State how many lines of the entries below hold the word "likes"; reply with nothing but the number.

[Data about app and page elements]
-- Opening Marker --

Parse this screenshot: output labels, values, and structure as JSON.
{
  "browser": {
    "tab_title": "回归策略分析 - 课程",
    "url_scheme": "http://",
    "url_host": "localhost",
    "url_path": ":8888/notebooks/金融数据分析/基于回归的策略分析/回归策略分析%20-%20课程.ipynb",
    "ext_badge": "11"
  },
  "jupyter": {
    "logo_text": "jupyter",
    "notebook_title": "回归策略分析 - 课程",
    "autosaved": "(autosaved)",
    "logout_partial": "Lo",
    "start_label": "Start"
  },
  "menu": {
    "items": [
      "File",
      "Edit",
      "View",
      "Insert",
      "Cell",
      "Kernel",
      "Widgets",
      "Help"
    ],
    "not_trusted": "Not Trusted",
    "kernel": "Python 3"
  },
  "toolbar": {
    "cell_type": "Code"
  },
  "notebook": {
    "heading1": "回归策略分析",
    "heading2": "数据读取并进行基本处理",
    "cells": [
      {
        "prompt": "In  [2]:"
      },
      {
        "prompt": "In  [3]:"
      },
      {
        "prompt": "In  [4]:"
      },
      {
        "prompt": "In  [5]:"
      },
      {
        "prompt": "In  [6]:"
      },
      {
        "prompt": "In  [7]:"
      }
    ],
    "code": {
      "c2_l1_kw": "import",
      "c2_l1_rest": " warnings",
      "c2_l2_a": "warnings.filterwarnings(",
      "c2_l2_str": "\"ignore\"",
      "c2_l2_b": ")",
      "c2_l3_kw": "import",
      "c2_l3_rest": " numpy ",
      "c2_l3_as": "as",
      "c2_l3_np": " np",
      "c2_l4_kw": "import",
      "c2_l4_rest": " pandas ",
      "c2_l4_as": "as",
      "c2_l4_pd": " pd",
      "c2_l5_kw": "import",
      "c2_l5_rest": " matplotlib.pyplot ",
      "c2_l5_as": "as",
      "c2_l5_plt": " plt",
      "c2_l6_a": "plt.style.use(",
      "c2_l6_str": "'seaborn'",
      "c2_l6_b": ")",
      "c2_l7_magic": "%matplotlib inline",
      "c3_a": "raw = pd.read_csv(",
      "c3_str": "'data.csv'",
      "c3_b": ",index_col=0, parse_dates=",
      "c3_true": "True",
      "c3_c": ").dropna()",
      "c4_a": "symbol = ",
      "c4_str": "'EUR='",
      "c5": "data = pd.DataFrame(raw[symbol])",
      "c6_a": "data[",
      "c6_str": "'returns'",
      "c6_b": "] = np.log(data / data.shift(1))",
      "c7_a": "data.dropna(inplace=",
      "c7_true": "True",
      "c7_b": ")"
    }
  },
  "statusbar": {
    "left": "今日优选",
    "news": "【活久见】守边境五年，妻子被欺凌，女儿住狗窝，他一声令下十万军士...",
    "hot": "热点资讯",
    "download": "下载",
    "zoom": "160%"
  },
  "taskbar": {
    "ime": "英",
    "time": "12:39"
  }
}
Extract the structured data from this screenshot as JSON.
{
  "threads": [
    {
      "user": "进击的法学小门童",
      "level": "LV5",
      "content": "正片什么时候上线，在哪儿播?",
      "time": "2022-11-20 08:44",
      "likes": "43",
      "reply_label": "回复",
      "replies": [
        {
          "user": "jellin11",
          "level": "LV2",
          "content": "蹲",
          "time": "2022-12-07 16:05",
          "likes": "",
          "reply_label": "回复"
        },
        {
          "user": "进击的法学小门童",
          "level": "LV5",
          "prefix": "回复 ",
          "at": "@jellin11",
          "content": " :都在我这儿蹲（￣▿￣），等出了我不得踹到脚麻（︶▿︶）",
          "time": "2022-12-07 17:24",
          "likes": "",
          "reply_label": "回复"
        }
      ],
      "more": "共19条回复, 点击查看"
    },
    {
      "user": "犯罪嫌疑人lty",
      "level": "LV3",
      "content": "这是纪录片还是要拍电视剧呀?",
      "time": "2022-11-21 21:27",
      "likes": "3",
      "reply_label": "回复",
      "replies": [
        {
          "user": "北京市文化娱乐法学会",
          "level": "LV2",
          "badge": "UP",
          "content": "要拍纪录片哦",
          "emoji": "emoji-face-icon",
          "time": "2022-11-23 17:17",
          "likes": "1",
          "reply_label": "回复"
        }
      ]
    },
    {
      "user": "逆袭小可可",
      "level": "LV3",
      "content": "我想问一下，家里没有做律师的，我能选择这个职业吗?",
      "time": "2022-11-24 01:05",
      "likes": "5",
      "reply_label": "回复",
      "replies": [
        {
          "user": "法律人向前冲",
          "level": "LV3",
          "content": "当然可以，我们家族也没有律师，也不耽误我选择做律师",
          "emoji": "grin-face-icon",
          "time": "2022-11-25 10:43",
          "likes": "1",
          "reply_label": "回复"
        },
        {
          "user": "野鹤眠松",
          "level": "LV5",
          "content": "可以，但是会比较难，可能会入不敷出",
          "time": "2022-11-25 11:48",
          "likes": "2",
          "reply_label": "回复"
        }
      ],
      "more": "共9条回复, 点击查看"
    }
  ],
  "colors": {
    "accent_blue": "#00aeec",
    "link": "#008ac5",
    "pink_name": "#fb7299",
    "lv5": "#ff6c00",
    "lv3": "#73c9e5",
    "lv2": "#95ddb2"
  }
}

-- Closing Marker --

• [Solution below] 8